Clean mining, in effect, got it’s name from just that- mines cleaning up their act. Most times this effort was applied after something had already gone wrong. Some of the common environmental issues mines have been forced to rectify include acid rock drainage (the outflow of acidic water from unearthed rock), toxic tailings, heavy power usage and poor waste management, all of these having social ramifications for mining communities and workers.

However, the clean narrative has given some companies a dirty name. Barrick Gold is one of them; however, after undergoing numerous litigations for environmental and human rights violations, the company has now become a leader in Corporate Social Responsibility.

The stigma associated with the clean versus dirty dichotomy has formed a barrier discouraging some companies and financial stakeholders to participate in social programs. In a sense, admitting the need to come “clean”,  by default might entail admitting to their “dirty” dealings.

Yet, it can be difficult to enforce “clean” mining standards in demanding social environments. Where there are abject conditions, where government structures are unreliable and the mines attract unwanted attention from local communities,  including illegal miners and migrant workers even companies committed to ethical operation will encounter challenges. Apart from the stigma associated with the polarity of clean/dirty mining, it is this nuanced understanding of social conditions that is lacking in the terminology.

From Clean Mining to Social Mining

At Peer Ledger we move to shift the focus from clean mining to social mining.  With an integrative Environmental and Social Governance (ESG) approach, mines, mining companies, stakeholders, financial institutions, government as well as community take on joint responsibility.

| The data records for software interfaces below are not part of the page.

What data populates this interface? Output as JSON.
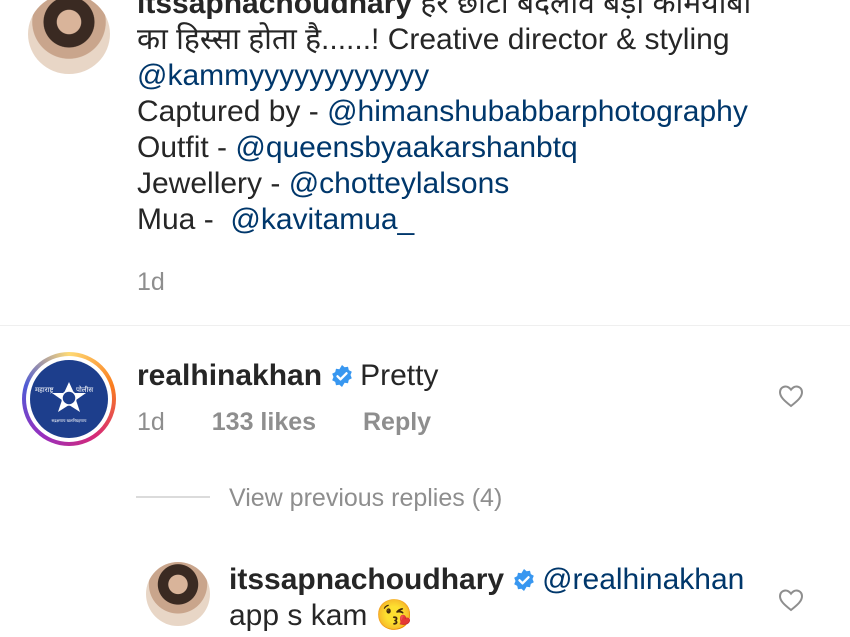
{
  "post_caption": {
    "username": "itssapnachoudhary",
    "text_line1": "हर छोटा बदलाव बड़ी कामयाबी",
    "text_line2": "का हिस्सा होता है......! Creative director & styling",
    "mention_director": "@kammyyyyyyyyyyyy",
    "captured_label": "Captured by - ",
    "captured_mention": "@himanshubabbarphotography",
    "outfit_label": "Outfit - ",
    "outfit_mention": "@queensbyaakarshanbtq",
    "jewellery_label": "Jewellery - ",
    "jewellery_mention": "@chotteylalsons",
    "mua_label": "Mua - ",
    "mua_mention": "@kavitamua_",
    "time": "1d"
  },
  "comment": {
    "username": "realhinakhan",
    "text": "Pretty",
    "time": "1d",
    "likes": "133 likes",
    "reply_label": "Reply",
    "avatar_text_left": "महाराष्ट्र",
    "avatar_text_right": "पोलीस",
    "avatar_text_bottom": "सद्रक्षणाय खलनिग्रहणाय"
  },
  "view_replies": "View previous replies (4)",
  "reply": {
    "username": "itssapnachoudhary",
    "mention": "@realhinakhan",
    "text": "app s kam",
    "emoji": "😘"
  },
  "colors": {
    "verified_blue": "#3897f0",
    "mention_blue": "#00376b",
    "meta_gray": "#8e8e8e"
  }
}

Social mining implies voluntary actions  undertaken by mining companies to either improve the living conditions (economic, social, environmental) of local communities or to reduce the negative impacts of mining projects. These actions go beyond contractual obligations, licensing agreements, and the bare minimum to reach “clean” environmental standard and mitigating technical risks.

A social mining framework gives communities a place in the process with some measure of decision- making capacity, while mining companies are required to actively give back to the community. There is still debate on what government’s role should be in the ESG framework, with attention to  enforcing mining policy.

Overall,  social mining aims to address the forgotten elements of social unrest and poor governance as environmental concerns and acute human rights abuses take centre stage in dominant narrative . It takes a proactive approach to risk management with attention to risks that are not just technical or environmental,  such as the social risk of a workers’ strike due to abject labour conditions.

Pass clean. Collect $200 million dollars

Taking an ESG approach to responsible mining is a positive move for mining companies to become more attractive to investors and stakeholders. ESG indicators are becoming the dominant framework for socially conscious investors.  Peer ledger’s unique brand of supply chain solutions can enables companies to produce ESG reporting, providing accuracy transparency and consensus of operating measures along the supply chain.

Brian Jeffcock